Finally,
$ac \in \operatorname{ker} f \iff c \in D \iff c = a_1 c_1, a_1 \in A^\ast \cap B, c_1 \in A \cap B^\ast$.
Hence
$ac \in \operatorname{ker} f \iff ac = (a a_1) c_1 \in A^\ast (A \cap B^\ast)$.
$\operatorname{ker} f = A^\ast (A \cap B^\ast)$.
A symmetric argument shows (ii) and
$B^\ast (A \cap B)/B^\ast (A^\ast \cap B) \cong (A \cap B)/D$
whence (iii) follows. ◻

\begin{theorem}[Schreier Refinement]Any two subnormal (resp. normal) series of a group $G$ have subnormal (resp. normal) refinements that are equivalent.

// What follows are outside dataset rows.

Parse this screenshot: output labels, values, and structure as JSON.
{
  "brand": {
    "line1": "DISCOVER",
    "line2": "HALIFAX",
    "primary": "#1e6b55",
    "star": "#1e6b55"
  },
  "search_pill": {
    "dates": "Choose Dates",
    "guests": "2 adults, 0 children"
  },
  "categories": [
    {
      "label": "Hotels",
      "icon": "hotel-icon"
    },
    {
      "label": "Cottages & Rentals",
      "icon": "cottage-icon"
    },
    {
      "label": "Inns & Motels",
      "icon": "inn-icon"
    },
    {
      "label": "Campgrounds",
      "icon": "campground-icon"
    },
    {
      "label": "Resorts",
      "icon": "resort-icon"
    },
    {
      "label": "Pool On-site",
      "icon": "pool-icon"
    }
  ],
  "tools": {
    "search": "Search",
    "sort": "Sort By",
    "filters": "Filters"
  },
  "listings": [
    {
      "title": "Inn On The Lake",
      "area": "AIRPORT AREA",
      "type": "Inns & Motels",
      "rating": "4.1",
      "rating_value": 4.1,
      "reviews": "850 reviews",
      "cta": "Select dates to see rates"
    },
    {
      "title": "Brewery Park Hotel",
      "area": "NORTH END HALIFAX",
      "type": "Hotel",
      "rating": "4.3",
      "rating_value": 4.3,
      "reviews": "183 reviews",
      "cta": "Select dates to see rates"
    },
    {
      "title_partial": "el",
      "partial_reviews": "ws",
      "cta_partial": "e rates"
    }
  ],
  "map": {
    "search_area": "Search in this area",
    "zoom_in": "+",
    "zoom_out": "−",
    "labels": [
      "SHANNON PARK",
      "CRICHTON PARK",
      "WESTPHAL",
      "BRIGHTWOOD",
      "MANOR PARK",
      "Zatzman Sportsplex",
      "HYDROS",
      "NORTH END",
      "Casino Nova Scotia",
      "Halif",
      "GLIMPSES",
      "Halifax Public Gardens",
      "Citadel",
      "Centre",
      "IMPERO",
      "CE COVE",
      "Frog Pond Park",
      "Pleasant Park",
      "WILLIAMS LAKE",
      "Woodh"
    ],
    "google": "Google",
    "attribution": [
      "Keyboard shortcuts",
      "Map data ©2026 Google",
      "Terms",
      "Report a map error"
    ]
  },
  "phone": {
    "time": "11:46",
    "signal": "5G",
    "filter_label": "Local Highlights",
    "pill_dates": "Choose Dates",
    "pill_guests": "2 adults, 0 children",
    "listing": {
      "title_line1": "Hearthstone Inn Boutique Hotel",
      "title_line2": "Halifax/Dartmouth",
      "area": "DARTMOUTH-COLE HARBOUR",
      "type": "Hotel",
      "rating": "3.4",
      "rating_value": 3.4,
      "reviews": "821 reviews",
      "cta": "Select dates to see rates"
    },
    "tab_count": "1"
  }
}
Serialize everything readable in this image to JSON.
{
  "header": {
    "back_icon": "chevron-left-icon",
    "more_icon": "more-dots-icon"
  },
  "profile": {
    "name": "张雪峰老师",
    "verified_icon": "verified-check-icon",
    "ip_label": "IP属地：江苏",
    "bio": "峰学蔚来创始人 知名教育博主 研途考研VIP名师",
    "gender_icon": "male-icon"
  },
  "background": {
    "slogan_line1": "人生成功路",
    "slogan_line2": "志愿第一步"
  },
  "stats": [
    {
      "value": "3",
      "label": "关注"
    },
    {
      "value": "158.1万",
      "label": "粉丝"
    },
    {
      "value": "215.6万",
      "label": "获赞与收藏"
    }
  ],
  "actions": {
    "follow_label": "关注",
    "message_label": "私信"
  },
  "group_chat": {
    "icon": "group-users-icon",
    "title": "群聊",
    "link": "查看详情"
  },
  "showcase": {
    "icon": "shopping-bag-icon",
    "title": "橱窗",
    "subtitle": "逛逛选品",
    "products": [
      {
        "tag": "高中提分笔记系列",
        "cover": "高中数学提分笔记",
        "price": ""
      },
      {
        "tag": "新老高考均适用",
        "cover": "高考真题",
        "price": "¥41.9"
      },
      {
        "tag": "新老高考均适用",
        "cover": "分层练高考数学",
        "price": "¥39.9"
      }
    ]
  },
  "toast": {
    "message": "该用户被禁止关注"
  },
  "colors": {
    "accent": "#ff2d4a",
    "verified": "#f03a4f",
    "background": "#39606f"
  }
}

\end{theorem}

Proof. Let
$G = G_0 \geq G_1 \geq \cdots \geq G_n$
and
$G = H_0 \geq H_1 \geq \cdots \geq H_m$
be subnormal [resp. normal] series. Let
$G_{n+1} = H_{m+1} = \langle e \rangle$
and for each
$0 \leq i \leq n$,
consider the groups
$$G_i = G_{i+1} (G_i \cap H_0) \geq G_{i+1} (G_i \cap H_1) \geq \cdots \geq G_{i+1} (G_i \cap H_m) \geq G_{i+1} (G_i \cap H_{m+1}) = G_{i+1}$$
For each
$0 \leq j \leq m$, the
Zassenhaus lemma applied to
$G_{i+1}, G_i, H_{j+1}, H_j$
shows that
$G_{i+1} (G_i \cap H_{j+1}) \trianglelefteq G_{i+1} (G_i \cap H_j)$
(if the original series is normal, each
$G_{i+1} (G_i \cap H_{j+1}) \trianglelefteq G$)
Inserting these groups between each
$G_i$ and
$G_{i+1}$, denoting